Brief | October 1, 2019

Who Will Be the New Business Leaders in Maine?

Strengthening career-technical education and high-quality postsecondary learning will build the skilled workforce that Maine needs

In six short years, Maine will need an additional 158,000 employees with the skills and credentials required for our state’s jobs. Our goal is to ensure that by 2025, 60 percent of all Mainers hold postsecondary credentials of value. Our state has been improving over time and progressing closer to this goal. Yet, even so, our current educational attainment rate is only 46 percent, and we clearly have a lot of progress to make to meet the demands of our state’s businesses.

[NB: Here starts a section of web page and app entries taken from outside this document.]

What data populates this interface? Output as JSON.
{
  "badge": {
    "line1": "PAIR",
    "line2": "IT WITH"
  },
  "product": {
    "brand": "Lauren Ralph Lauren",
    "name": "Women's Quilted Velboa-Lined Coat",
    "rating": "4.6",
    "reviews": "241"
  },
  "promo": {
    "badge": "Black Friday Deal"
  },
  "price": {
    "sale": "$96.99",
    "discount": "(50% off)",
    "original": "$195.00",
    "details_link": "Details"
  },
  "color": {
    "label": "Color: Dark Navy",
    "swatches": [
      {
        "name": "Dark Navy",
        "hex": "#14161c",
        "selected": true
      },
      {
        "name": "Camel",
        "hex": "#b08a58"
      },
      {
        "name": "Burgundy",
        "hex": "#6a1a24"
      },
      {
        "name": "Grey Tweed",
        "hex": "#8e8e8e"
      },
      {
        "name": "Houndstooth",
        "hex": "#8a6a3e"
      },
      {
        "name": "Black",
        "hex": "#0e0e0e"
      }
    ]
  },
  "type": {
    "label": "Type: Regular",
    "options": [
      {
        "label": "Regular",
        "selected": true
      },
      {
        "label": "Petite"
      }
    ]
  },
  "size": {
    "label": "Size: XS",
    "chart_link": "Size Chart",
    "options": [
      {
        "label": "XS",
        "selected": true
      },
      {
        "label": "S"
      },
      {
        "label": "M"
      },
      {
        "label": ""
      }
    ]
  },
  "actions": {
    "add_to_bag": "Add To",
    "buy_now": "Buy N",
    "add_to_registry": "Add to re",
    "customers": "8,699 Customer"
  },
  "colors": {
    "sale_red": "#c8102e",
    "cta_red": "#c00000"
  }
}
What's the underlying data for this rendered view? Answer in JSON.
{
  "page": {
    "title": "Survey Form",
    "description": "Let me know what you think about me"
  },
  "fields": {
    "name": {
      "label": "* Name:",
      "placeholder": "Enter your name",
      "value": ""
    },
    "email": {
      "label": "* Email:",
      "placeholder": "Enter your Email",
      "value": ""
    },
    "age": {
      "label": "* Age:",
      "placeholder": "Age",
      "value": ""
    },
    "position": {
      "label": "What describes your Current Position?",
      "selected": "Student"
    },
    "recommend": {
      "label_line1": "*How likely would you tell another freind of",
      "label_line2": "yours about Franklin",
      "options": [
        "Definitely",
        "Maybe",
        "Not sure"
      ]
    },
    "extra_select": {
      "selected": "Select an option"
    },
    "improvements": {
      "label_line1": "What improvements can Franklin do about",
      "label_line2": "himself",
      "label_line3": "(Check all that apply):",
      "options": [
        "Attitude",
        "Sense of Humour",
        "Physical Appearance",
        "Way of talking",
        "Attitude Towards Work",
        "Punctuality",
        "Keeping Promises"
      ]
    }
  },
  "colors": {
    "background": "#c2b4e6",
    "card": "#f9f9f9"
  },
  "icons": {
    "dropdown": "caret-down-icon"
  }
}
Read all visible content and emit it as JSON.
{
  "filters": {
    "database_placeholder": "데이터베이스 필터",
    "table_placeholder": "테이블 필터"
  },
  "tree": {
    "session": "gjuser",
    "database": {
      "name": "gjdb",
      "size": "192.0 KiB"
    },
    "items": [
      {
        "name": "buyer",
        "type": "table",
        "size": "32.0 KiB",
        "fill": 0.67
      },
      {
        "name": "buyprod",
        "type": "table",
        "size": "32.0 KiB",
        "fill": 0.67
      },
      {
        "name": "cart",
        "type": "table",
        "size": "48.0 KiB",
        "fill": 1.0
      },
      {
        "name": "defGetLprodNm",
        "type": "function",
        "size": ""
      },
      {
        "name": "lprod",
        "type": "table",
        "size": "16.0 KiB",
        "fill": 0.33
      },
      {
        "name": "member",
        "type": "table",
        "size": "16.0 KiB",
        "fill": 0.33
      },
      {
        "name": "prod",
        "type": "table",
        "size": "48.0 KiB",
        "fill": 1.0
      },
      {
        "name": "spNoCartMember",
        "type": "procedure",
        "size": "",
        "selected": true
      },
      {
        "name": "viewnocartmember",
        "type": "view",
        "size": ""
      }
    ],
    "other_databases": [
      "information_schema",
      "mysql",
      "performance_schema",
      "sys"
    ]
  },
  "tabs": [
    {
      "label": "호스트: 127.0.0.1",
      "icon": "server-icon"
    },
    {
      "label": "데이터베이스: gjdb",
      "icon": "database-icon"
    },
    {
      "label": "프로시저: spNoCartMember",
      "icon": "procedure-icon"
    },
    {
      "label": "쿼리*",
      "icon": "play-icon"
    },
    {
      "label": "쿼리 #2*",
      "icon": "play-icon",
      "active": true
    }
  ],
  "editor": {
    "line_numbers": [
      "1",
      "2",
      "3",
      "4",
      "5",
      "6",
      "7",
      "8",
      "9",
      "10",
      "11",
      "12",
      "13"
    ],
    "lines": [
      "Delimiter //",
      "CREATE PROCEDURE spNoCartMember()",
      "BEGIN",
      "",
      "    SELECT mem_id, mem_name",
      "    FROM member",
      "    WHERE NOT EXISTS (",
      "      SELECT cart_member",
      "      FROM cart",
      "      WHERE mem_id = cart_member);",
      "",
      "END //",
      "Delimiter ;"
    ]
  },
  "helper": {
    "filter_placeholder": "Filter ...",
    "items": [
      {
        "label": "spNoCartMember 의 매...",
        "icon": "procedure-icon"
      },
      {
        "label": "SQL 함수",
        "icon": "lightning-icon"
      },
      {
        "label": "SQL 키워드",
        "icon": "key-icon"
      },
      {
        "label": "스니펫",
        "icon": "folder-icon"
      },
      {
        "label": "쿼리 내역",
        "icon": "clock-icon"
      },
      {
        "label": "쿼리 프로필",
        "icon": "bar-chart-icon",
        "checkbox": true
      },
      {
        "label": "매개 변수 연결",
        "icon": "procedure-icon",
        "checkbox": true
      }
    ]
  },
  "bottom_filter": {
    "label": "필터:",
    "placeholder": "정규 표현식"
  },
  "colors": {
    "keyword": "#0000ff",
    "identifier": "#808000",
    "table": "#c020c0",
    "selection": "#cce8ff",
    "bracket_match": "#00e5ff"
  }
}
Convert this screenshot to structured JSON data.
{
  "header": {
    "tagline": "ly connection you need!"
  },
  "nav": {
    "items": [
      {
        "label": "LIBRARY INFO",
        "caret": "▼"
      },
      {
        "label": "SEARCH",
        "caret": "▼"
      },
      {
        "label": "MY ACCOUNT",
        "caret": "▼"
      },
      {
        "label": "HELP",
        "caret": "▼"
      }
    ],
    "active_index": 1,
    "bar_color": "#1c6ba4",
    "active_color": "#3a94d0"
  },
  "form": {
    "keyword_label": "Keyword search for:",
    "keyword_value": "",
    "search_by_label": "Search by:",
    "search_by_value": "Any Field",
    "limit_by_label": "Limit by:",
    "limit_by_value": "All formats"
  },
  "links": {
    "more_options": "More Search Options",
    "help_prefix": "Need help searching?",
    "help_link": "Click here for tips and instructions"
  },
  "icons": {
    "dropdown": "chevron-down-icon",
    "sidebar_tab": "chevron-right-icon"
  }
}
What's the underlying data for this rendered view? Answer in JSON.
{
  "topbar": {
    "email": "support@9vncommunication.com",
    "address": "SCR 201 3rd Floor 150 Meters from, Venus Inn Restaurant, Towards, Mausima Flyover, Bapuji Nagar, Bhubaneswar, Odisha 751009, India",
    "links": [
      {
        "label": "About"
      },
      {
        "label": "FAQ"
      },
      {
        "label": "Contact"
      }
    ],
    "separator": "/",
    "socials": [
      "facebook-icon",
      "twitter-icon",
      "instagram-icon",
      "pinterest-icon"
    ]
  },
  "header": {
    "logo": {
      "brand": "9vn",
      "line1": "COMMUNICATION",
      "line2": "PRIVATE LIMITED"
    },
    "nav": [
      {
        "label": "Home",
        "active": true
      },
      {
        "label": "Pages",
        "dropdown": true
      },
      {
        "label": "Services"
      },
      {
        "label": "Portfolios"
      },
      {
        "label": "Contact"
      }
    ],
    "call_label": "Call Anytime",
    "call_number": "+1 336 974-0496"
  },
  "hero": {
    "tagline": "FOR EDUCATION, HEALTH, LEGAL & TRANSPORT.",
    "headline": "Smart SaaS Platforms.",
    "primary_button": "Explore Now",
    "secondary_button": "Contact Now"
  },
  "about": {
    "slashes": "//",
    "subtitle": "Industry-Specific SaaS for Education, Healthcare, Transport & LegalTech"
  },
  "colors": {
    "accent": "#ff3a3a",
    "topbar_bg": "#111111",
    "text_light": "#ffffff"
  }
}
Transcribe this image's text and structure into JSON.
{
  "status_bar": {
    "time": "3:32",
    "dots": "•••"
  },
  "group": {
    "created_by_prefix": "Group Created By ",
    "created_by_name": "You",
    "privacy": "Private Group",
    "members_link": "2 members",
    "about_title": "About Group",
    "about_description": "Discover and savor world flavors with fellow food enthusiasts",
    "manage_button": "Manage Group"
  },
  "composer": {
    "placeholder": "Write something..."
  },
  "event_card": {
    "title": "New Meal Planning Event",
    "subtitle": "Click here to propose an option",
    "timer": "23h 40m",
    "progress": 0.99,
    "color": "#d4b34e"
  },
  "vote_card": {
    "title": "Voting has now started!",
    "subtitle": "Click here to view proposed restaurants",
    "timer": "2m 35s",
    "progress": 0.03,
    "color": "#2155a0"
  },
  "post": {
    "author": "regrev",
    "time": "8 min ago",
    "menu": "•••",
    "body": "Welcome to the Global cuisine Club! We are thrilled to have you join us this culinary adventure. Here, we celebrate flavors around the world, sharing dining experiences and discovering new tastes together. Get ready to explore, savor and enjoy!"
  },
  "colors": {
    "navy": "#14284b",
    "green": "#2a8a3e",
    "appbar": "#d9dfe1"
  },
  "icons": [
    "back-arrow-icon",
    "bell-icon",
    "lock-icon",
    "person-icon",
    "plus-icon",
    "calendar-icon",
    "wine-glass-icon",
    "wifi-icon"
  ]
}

A key challenge when it comes to building Maine’s workforce is the rapidly changing demographics of our state. As the retiree population increases and working-age population decreases, we are left with a shortage of the skilled working adults we need. Maine business leaders confirm that, in addition to this, several of their top concerns when it comes to supporting the workforce are quality of life, quality of workforce, availability of skilled technical workers, and availability of entry-level workers.

Investing in our students today means investing in our economy tomorrow

Building some of these skills as early as high school helps prepare students to succeed in our economy, and gives them the motivation and vision to see themselves in these positions. Career-technical education (CTE) programs provide students with both the hard technical skills and the soft skills, such as communication, critical thinking, and problem-solving, that our businesses need in order to grow and thrive in the 21st century.

Investing in our students today means investing in our economy tomorrow, and Maine’s business leaders, stakeholders, and policymakers must ensure that our CTE and postsecondary programs help our students get the training and skills they’ll need to lead Maine’s businesses into the future.

States

  1. Maine